During the process to design the National Integrated System of Care an essential role was played by feminist organizations (both from the civil society and academic) and by the National Women’s Institute (INMUJERES), the governing body for gender policies. They all contributed to include gender mainstreaming in the construction of a policy for caregiving. The intervention of the governing body for gender policies was decisive for the inclusion of caregivers (mainly women) as recipients of the policy.

From such a perspective, this new policy contains all the potentialities to evolve towards equality between men and women, through the acknowledgement of the task’s value and the redistribution of responsibilities and time dedicated to caregiving.

 

Among the possible impacts of such a policy aimed at advancing in terms of gender equality stand out:

  1. Its contribution to the transformation of the sexual division of labour, to the acknowledgement of the value of such labour, and to the co-responsibility of men and women as concerns the tasks, the responsibilities, and the time dedicated to it.
  2. The possibility of a greater freedom and independence for women who carry out caregiving tasks in sharing this responsibility with the State and the market, making progress towards a scenario of social co-responsibility and of defamiliarization of caregiving.
  • Greater incentives for women to become integrated in the labour market and/or in educational activities while ensuring adequate caregiving for their dependants.
  1. The improvement of the working conditions of female caregivers and the surety of their rights.

By way of conclusion

There is no doubt that in the past decades the region of Latin America has made considerable progress as regards social policies for gender equality. However, it is also evident that such achievements, which entail the recognition of new rights historically demanded by the feminist movement, may be lost since this approach still encounters resistances in different sectors of the society, many of which have veto power and refuse to accept the distribution of power and benefits to women in equal conditions. The possibility to maintain these achievements will depend on the ability of women’s and feminist movements to keep themselves cohesive, vigilant, skilled in establishing alliances with multiple stakeholders and in generating methodological inputs for the design of the policy, its follow-up and evaluation.

[1] To learn more about this strategy we recommend reading the global Platform for Action approved by the Fourth World Conference on Women (Beijing, 1995.) http://www.unwomen.org/~/media/headquarters/attachments/sections/csw/bpa_s_final_web.pdf

[2] Gender Equality Observatory for Latin America and the Caribbean of CEPAL. http://www.cepal.org/oig/

[3] For further details on this concept and on each of the policies mentioned, we recommend the perusal of Benavente & Valdés, Políticas públicas para la igualdad de género.
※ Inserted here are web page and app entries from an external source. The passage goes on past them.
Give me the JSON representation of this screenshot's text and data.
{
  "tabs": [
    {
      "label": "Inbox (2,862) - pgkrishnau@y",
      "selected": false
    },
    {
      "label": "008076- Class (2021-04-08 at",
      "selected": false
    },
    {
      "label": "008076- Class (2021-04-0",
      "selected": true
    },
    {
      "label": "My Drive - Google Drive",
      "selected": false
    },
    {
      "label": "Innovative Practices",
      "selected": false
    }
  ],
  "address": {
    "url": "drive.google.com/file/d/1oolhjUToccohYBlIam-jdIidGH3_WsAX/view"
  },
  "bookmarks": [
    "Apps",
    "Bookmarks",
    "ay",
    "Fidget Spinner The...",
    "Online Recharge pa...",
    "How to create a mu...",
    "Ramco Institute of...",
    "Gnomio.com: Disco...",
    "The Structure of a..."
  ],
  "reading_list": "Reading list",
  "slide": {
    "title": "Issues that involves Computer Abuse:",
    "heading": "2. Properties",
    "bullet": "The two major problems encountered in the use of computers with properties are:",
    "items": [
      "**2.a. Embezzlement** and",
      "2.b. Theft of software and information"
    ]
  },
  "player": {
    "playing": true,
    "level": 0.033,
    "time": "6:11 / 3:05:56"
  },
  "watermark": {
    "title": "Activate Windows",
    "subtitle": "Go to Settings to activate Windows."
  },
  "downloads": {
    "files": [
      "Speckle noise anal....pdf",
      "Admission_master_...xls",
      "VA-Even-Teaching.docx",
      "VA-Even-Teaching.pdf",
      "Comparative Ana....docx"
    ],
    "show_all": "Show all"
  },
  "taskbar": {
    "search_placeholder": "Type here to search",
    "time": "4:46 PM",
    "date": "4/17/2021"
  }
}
Un aporte a la autonomía de las mujeres, 2014, CEPAL, Chile. http://www.cepal.org/es/publicaciones

[4] This is a personal consideration of the authoress.

[5] For further details on the process to build the National Integrated System of Care we recommend the perusal of Aguirre & Ferrari, La construcción del sistema de cuidados en el Uruguay. En busca de consensos para una protección social más igualitaria, 2014, CEPAL, Chile. http://www.cepal.org/es/publicaciones

[6] The draft law for the creation of the National System of Care is currently being examined by the Chamber of Deputies having already received partial approval by the Senate.

Leticia Benedet

 Leticia Benedet

Graduate in Psychology (UdelaR, Uruguay), Master Degree in Gender and Public Policies (FLACSO, Argentina). She works at the Ministry of Social Development of Uruguay since 2005. Since 2012 she also serves as Adviser on International Cooperation topics and has been a member of the Management team of the National Women’s Institute during the first five years of the Administration led by the Frente Amplio (2005-2009.) She is also a member of the Teaching Staff of the High Diploma in Gender and Equality Policies (FLACSO, Uruguay) and has been an Associated Professor of Reproductive Health, Sexuality, and Gender at the Faculty of Psychology of the University of the Republic of Uruguay (2003-2007.)